Kindle’s library-style loan capability is one of the more attractive features of the Kindle, but it appears there are still some kinks to be worked out.
Penguin Group (USA), a sizeable publisher, has suspended putting e-editions of new books out for loan on the Kindle, citing “new concerns about the security of our digital editions," according to Penguin officials.
As PC Magazine explains, “Amazon formally launched its library book lending program in September, which allows Kindle and Kindle app users to borrow e-books from more than 11,000 libraries in the United States.”
Kindle users can search for the book they want on the library, check it out using a valid library card and select the "Send to Kindle" option, when they must sign in with their Amazon account.
According to the Associated Press (News - Alert), the publisher “did not cite any specific titles in its release and did not immediately respond to requests to clarify its security concerns.”
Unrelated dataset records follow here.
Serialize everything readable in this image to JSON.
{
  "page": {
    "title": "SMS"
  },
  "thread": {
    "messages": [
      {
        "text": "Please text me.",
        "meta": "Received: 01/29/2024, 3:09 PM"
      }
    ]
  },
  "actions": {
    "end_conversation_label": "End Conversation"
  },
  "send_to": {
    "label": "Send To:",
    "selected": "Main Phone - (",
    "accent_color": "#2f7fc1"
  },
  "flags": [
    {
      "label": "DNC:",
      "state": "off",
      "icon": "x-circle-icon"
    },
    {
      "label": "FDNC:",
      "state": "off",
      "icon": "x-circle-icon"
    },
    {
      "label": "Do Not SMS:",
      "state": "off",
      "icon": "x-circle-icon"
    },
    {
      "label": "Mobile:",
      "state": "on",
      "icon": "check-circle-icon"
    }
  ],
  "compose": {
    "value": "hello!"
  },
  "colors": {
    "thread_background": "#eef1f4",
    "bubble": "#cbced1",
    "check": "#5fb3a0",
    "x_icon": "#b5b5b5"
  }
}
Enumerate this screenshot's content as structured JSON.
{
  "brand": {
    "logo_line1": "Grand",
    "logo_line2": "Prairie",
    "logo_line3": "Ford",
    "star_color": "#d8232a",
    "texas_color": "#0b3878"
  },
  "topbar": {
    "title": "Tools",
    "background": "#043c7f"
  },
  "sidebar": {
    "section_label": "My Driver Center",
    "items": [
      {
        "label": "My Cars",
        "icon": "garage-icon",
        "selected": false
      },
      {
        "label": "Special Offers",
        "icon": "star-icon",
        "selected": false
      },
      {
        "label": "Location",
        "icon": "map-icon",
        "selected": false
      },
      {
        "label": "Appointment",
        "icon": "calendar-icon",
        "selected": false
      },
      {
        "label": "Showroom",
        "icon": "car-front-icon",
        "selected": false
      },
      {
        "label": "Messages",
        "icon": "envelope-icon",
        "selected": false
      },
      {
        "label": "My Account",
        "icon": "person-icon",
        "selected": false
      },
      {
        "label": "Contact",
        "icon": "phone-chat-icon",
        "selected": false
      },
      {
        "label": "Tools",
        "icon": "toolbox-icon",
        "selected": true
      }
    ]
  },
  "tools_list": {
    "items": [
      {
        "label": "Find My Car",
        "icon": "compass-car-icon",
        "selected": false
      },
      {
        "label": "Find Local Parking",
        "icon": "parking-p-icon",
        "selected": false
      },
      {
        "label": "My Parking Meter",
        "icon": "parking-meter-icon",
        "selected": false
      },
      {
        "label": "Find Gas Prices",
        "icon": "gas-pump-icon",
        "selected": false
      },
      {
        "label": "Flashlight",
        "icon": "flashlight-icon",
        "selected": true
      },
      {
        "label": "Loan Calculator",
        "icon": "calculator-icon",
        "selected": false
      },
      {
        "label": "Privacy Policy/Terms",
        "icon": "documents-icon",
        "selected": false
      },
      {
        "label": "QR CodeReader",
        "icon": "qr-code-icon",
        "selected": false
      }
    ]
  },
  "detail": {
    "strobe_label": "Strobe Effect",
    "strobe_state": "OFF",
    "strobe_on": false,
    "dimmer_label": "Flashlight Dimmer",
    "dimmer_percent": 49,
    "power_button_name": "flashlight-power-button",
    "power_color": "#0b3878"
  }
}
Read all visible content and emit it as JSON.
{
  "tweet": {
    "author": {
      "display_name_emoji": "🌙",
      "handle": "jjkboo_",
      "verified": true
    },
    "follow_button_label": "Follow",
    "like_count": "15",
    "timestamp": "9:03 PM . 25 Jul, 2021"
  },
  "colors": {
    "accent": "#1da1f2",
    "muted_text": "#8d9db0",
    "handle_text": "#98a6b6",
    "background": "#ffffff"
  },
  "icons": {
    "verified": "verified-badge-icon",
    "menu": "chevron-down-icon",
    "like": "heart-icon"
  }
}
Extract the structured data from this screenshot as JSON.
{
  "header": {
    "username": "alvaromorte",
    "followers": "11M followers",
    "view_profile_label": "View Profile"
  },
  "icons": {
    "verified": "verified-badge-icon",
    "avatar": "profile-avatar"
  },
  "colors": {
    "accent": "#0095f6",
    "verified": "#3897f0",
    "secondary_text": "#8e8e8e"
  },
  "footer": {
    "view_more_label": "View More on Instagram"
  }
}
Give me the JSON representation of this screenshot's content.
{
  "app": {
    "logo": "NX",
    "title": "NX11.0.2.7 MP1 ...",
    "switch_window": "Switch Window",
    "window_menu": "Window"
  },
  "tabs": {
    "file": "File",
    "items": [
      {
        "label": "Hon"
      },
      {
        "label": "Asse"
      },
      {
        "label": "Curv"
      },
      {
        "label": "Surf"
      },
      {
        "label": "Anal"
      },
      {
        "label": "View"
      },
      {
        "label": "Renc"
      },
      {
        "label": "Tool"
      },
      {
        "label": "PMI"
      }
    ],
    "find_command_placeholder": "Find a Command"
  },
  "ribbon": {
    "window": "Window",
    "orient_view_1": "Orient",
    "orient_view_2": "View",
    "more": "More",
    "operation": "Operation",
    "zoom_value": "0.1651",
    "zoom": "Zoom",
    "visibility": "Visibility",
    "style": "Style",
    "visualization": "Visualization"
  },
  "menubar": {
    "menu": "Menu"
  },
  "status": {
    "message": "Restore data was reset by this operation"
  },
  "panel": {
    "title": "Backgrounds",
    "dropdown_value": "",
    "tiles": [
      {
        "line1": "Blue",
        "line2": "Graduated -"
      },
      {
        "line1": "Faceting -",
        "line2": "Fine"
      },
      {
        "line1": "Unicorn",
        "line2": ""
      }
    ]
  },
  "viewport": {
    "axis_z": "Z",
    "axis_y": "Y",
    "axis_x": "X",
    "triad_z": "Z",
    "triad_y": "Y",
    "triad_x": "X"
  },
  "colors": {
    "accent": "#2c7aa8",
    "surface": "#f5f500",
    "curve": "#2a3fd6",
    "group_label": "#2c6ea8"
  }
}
It’s a bit puzzling, since “security” usually means “piracy” when it comes to online content, according to the AP, but these are books loaned out for free. Most likely we’ll find the issue has to do with Amazon’s allowing its special Prime members to rent one book a month from a selection after Penguin and other publishers declined to participate, as the AP reported, “but discovered their books were still being included, a policy denounced as illegal by the Authors Guild, which represents published writers.” Simon & Schuster and Macmillan don't make any e-books available to libraries, and HarperCollins has restricted their usage.
The Christian Science Monitor reported that Amazon recently formed a partnership with library e-book supplier, OverDrive (News - Alert), that “vastly increases the Kindle’s presence in libraries and encourages patrons to visit Amazon’s website and buy books,” and that OverDrive CEO Steve Potash said OverDrive and Penguin were “in the process of looking at new terms” for libraries.
David Sims is a contributing editor for TMCnet. To read more of David’s articles, please visit his columnist page. He also blogs for TMCnet here.
Edited by Rich Steeves